Cold and clear conditions since the last avalanche cycle have not promoted the kind of settlement and bonding that make the older wind slab concerns go away. You may even be able to find some early facets forming near the Dec 22 ice crust that was the bed surface for the cycle of large avalanches on January 9-10. This is the kind of avalanche problem that can punish the unwary or the overconfident. Don’t be either, carry avalanche rescue gear and spread out when moving through consequential areas.

Additional Information

The Sherburne and Gulf of Slides ski trails are snow covered to Pinkham Notch.

Snow Plot Information

Density (%)HSTTotalAir TT MaxT MinSkyPrecipComments
0 CMTrace 0CM103 CM-18.5 C-12.0 C-22.0 COvercastNo precipitationView
22 CM 16.6 MM 9%26CM107 CM-20.0 C-4.0 C-22.0 CFewNo precipitation
3 CM 2.9 MM 11%NC85 CM-7.0 C-4.0 C-7.0 COvercastSnow
2 CM MM 16%NC82 CM-4.0 C-3.5 C-7.0 COvercastSnowView
Trace 1.0 MMTrace79 CM-7.0 C-2.0 C-9.0 COvercastNo precipitation

Avalanche Log and Summit Weather

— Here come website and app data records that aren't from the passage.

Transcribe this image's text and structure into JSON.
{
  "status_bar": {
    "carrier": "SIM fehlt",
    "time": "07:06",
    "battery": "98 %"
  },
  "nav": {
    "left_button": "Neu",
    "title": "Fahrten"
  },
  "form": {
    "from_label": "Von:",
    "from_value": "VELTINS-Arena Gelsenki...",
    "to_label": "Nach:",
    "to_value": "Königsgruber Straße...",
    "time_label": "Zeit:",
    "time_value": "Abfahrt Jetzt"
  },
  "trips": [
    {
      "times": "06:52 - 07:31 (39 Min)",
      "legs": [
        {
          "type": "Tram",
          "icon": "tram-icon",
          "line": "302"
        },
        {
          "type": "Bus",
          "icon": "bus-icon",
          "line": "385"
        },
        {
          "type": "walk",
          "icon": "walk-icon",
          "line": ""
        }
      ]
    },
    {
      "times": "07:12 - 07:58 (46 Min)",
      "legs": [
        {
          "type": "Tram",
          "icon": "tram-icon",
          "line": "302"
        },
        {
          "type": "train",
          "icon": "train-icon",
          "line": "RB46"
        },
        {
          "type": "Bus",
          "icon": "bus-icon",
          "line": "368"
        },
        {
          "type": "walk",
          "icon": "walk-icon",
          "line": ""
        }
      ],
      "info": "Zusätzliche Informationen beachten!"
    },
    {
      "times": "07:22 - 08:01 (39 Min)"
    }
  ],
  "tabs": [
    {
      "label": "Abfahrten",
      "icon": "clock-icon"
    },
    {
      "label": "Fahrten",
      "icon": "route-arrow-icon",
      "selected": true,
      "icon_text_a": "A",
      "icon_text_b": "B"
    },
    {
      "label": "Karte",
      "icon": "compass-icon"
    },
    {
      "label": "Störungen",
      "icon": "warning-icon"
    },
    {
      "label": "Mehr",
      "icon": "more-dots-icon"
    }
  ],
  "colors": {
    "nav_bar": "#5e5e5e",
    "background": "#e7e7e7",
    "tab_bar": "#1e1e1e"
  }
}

Thank you Mount Washington Observatory for providing daily weather data from the summit of Mount Washington.

DateMax TempMin TempTotal (SWE)24H Snow & IceWind AvgWind Fastest MileFastest Mile DirAvalanche Activity
01/17/204 F-18 F .03 in .4 in75 MPH110 MPH

320 (NW)

01/16/2018 F-11 F .048 in 6.1 in43.3 MPH117 MPH

330 (NNW)

01/15/2020 F11 F 0.25 in 1.8 in9.3 MPH74 MPH

290 (WNW)

01/14/2020 F10 F 0.03 in 0.7 in32 MPH69 MPH

280 (W)

01/13/2022 F14 F .04 in .8 in49.5 MPH81 MPH

240 (WSW)

01/12/2045 F8 F .84 in .4 in58.4 MPH104 MPH

260 (W)

01/11/2042 F29 F .32 in 0 in68.8 MPH119 MPH

230 (SW)

01/10/2030 F12 F .22 in 1.3 in63.4 MPH102 MPH

260 (W)

01/09/2015 F-14 F .04 in .4 in50.1 MPH114 MPH

310 (NW)

01/08/2013 F-8 F .52 in 5.2 in43.5 MPH95 MPH

290 (WNW)

01/07/2016 F1 F .17 in 1.6 in41.8 MPH90 MPH

280 (W)

01/06/2010 F3 F .2 in 2.2 in32.8 MPH71 MPH

270 (W)

Please Remember:

Safe travel in avalanche terrain requires training and experience. This forecast is just one tool to help you make your own decisions in avalanche terrain. You control your own risk by choosing where, when, and how you travel.

Avalanche danger may change when actual weather differs from the higher summits forecast.

For more information contact the US Forest Service Snow Rangers, AMC visitor services staff at the Pinkham Notch Visitor Center, or the caretakers at Hermit Lake Shelters or seasonally at the Harvard Cabin (generally December 1 through March 31). The Mount Washington Ski Patrol is also available on spring weekends.

Posted 01/16/2019 at 7:00 AM.

Frank Carus
USDA Forest Service
White Mountain National Forest